    Kurz has thought the whole stretching thing through probably more carefully than anyone else. His research on the benefits of controlled dynamic stretching, as vs. strictly static stretches, is very important, I think, particulary for MAists, where the nature of the body movements is so explosive and abrupt. Stretching Scientifically is his major work to date on this. I think it's probably as good as we currently can get on the topic of flexibility.... anyway, good luck with your program. Sounds to me as though it won't take you all that long to get back in great form, compared with a lot of folks who really haven't had much experience with the iron.
     
  9. David Weatherly

    David Weatherly Black Belt

    Joined:
    Dec 15, 2008
    Messages:
    517
    Likes Received:
    4
    Trophy Points:
    18
    Welcome to MT!
     
  10. Tames D

    Tames D RECKLESS

    • Martial Talk Alumni
    Joined:
    Apr 18, 2006
    Messages:
    5,113
    Likes Received:
    649
    Trophy Points:
    263
    Location:
    Los Angeles, CA
    Welcome. What part of the Orange Curtain do you live behind?[​IMG] I grew up in OC and most of my family and friends are there.
     
    Last edited: Mar 21, 2009
  11. girlbug2

    girlbug2 Master of Arts

    Joined:
    Apr 25, 2008
    Messages:
    1,543
    Likes Received:
    69
    Trophy Points:
    73
    Location:
    Southern Cal.
    Hello from the OC right back at ya!
     
  12. JBrainard

    JBrainard Senior Master

    Joined:
    Jun 27, 2006
    Messages:
    2,436
    Likes Received:
    17
    Trophy Points:
    98
    Location:
    Portland, Oregon
    Ave.
     
  13. FeederOfTrolls

    FeederOfTrolls White Belt

    Joined:
    Mar 20, 2009
    Messages:
    11
    Likes Received:
    1
    Trophy Points:
    3
    Location:
    Orange County, CA
    Exile, once again, thank you. That was very informative!

    On another note, I had my first... I guess I don't know what the word is. Training session? I think it went well, though I am as out of shape as I feared. My biggest issue was sore muscles from the past week at the gym. I might have overdone it a bit. The group on Saturday is quite small, and composed entirely of advanced belts, so I'm on an off course from the rest of them. Still, I learn a lot doing my basics and watching them out of the corner of my eye. I think I'll get back in the swing of things quickly. Hopefully my balance will return soon since any kick that required me to pivot left me completely unbalanced. I spent a good hour this evening practicing just the pivot.

    I grew up in Costa Mesa, but currently I line in Laguna Hills. My dojan is in Costa Mesa, so I have commute of about 10 miles to get there.

    Heya! Glad to see a fellow South Coaster!
     
  14. MasterWright

    MasterWright Purple Belt

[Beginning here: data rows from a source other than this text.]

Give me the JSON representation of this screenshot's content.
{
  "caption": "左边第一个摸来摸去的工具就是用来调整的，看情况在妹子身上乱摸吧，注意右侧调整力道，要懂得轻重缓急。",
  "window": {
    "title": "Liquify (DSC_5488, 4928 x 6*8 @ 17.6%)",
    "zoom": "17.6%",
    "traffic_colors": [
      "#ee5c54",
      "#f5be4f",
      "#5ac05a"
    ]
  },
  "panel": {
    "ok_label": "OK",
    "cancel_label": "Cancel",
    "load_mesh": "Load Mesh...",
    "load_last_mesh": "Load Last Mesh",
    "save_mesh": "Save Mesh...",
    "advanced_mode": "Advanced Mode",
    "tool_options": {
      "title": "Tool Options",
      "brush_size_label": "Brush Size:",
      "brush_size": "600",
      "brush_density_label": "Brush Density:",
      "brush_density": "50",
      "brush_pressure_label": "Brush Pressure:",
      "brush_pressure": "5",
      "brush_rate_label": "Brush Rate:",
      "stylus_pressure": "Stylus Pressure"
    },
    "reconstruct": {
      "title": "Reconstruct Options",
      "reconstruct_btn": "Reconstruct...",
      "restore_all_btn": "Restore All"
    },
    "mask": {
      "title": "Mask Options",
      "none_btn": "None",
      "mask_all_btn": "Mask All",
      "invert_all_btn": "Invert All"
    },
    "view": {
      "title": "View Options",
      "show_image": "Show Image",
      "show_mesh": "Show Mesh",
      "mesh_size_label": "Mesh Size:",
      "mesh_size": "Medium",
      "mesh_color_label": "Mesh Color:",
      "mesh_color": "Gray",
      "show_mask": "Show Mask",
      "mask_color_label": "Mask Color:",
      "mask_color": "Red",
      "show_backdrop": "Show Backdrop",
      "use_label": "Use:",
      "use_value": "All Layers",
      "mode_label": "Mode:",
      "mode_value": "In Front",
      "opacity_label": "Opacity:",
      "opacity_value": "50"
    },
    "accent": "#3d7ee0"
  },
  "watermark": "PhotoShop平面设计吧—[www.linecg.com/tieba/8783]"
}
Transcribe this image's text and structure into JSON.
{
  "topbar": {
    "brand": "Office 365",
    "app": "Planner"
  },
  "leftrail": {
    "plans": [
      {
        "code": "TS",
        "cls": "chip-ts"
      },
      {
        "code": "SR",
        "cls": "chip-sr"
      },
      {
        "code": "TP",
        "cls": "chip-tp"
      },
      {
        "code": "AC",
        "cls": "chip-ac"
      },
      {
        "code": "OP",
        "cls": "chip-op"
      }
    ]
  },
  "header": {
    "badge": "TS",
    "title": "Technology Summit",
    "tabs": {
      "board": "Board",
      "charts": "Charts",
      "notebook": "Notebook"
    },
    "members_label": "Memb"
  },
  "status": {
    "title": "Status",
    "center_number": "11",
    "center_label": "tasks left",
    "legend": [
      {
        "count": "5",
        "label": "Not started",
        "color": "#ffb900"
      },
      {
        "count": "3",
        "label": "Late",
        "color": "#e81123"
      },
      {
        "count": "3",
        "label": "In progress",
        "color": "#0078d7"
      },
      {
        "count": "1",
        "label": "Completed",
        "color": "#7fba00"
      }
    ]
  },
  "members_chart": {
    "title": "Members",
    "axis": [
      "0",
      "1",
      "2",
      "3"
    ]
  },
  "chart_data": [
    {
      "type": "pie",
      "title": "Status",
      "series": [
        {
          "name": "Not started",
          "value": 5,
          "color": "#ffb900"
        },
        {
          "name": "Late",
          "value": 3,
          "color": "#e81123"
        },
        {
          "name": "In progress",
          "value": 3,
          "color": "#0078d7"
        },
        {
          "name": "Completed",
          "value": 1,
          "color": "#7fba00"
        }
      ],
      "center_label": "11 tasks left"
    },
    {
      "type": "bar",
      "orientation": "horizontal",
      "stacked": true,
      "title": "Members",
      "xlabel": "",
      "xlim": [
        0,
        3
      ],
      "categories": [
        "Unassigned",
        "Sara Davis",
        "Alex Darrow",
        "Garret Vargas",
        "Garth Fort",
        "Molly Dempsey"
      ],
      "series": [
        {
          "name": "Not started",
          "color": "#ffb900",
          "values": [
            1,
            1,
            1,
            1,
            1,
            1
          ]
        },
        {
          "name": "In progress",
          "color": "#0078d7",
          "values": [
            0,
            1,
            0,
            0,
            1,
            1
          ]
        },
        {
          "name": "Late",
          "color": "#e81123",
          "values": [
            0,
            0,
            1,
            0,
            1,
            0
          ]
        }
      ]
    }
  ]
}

    Joined:
    Dec 18, 2006
    Messages:
    308
    Likes Received:
    5
    Trophy Points:
    18
    Location:
    Guelph, Ontario, Canada
    Welcome, and good luck. Just don't over-do it trying to get back into shape.

    I'm sure that you will be fine, but we don't want you to get discouraged by some injuries.
     
  15. FeederOfTrolls

    FeederOfTrolls White Belt

    Joined:
    Mar 20, 2009
    Messages:
    11
    Likes Received:
    1
    Trophy Points:
    3
    Location:
    Orange County, CA
    Thank you! I'll do my very best not to debilitate myself. I have a vested interest in that.
     
  16. Hand Sword

    Hand Sword Grandmaster

    • LifeTime Supporting Member
    • Martial Talk Alumni
    Joined:
    Sep 22, 2004
    Messages:
    6,545
    Likes Received:
    58
    Trophy Points:
    158
    Location:
    In the Void (Where still, this merciless GOD torme
    Best of luck. Welcome!
     
  17. Aikicomp

    Aikicomp Purple Belt

    Joined:
    Feb 10, 2009
    Messages:
    308
    Likes Received:
    10
    Trophy Points:
    18
    Location:
    NW NJ
    Welcome and happy posting. As far as getting back into shape...slow and steady wins the race.

    Michael
     

Share This Page